In 1915 it was said that some of the folks in Brockville and the surrounding area were returning from church and spotted something lit in the sky on February 15, 1915. When the mayor of Brockville and three constables also witnessed this incident word quickly spread up and down the valley that the Germans were invading Canada.
Vivid flashes in a minor lightening storm gave credence that German aircraft were possibly passing over the area. To make matters even more interesting the mayor of Gananoque also said that two invisible aircraft were heard flying overhead. Parliament Hill went dark at 11 pm that night and the city of Ottawa and most small towns in the outlying areas followed suit 20 minutes later. I have no doubt that many of our local citizens spent a restless fearful night.
Newspaper headlines of: Machines Crossed Over St. Lawrence River: Seen by Many heading to the Capital–Fireballs Dropped appeared quickly the next day. Explanations from government officials were demanded by the local newspapers. Was it really a few of the Morristown youths playing pranks some asked when a paper balloon was found on the ice of the St. Lawrence River near the town?

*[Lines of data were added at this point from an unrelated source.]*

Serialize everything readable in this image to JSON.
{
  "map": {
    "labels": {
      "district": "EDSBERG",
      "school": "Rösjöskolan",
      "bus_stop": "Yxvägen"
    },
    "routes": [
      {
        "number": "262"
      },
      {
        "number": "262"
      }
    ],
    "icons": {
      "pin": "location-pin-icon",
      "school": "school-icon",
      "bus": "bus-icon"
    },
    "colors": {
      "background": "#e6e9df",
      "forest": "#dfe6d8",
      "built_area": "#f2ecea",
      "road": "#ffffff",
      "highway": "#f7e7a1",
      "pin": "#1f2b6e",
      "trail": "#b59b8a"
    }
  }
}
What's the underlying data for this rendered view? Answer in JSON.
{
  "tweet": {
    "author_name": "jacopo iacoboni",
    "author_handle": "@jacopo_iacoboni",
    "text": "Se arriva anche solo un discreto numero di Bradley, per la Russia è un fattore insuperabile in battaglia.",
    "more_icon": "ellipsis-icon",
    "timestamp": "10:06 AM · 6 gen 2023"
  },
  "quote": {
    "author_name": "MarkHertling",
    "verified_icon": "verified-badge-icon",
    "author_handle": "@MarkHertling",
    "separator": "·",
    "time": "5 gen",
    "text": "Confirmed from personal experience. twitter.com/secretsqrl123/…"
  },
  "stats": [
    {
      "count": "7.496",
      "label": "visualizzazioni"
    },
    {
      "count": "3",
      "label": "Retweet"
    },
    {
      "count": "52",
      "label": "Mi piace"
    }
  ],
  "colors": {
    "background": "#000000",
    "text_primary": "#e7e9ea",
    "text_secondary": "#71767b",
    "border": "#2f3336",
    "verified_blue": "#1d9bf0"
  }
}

What about the remains of a few more balloons that were found with fireworks attached to them near the Brockville Asylum? Soon after these items were found; the media that had been so intent on causing hysteria scoffed at their reader’s fear in print.
Opinions differed as to the nature of the mysterious objects. Of course Ottawa had to chime in to assure everyone that Germans aircraft had not flown their planes over Eastern Ontario as the headlines persisted. The Dominion Observatory agreed, adding information about local wind direction and added that everyone just had war jitters. But, in all honesty the generic comments from the Observatory and the government did nothing to quell the fear of the locals. As gossip spread and the story transfer expanded to new highs the German bombers became very real to the public. No matter what the media and the government had said in their morning statements the lights still went out all over the Ottawa Valley and guns were set up on various rooftops that next evening.
If you ask some today they will tell you it wasn’t the Morrisburg kids trying to be funny, but in reality it was UFO’s. This story which has appeared in a number of paranormal books says that as the Valley was “preparing for the arrival of Germans ” these strange lights were apparently spotted in towns all over Ontario and in provinces as far away as Manitoba.
When I was a kid I used to let balloons go up in the sky and I always hoped that maybe an alien would find it and it would make him or her smile. Maybe the pranks of those Morrisburg kids caught someone else’s attention in the sky– I guess we will never know will we.
Almost out of the X-Files isn’t it?
With files from The Almonte Gazette and the Ottawa Journal February 1915
In May of 1910 during the great fire of Carleton Place three young ladies residing in a house in one end of town were suddenly awakened at 3 am by the cries of fire and the illumination of the sky. They thought that Halley’s Comet had passed that night and had produced the end of the world. The three rushed outdoors in their night clothes waving their arms and crying in despair. They thought it the end of the time was near. It took awhile to get the ladies under control and understand what had really happened. No doubt they had read the newspapers that very day about the coming of Halley’s Comet.Then there was the phantom lights Sid Annable wrote about on Mississippi Lake. Were these all yarns or fact?
Come and visit the Lanark County Genealogical Society Facebook page– what’s there? Cool old photos–and lots of things interesting to read.
Information where you can buy all Linda Seccaspina’s books-You can also read Linda in Hometown News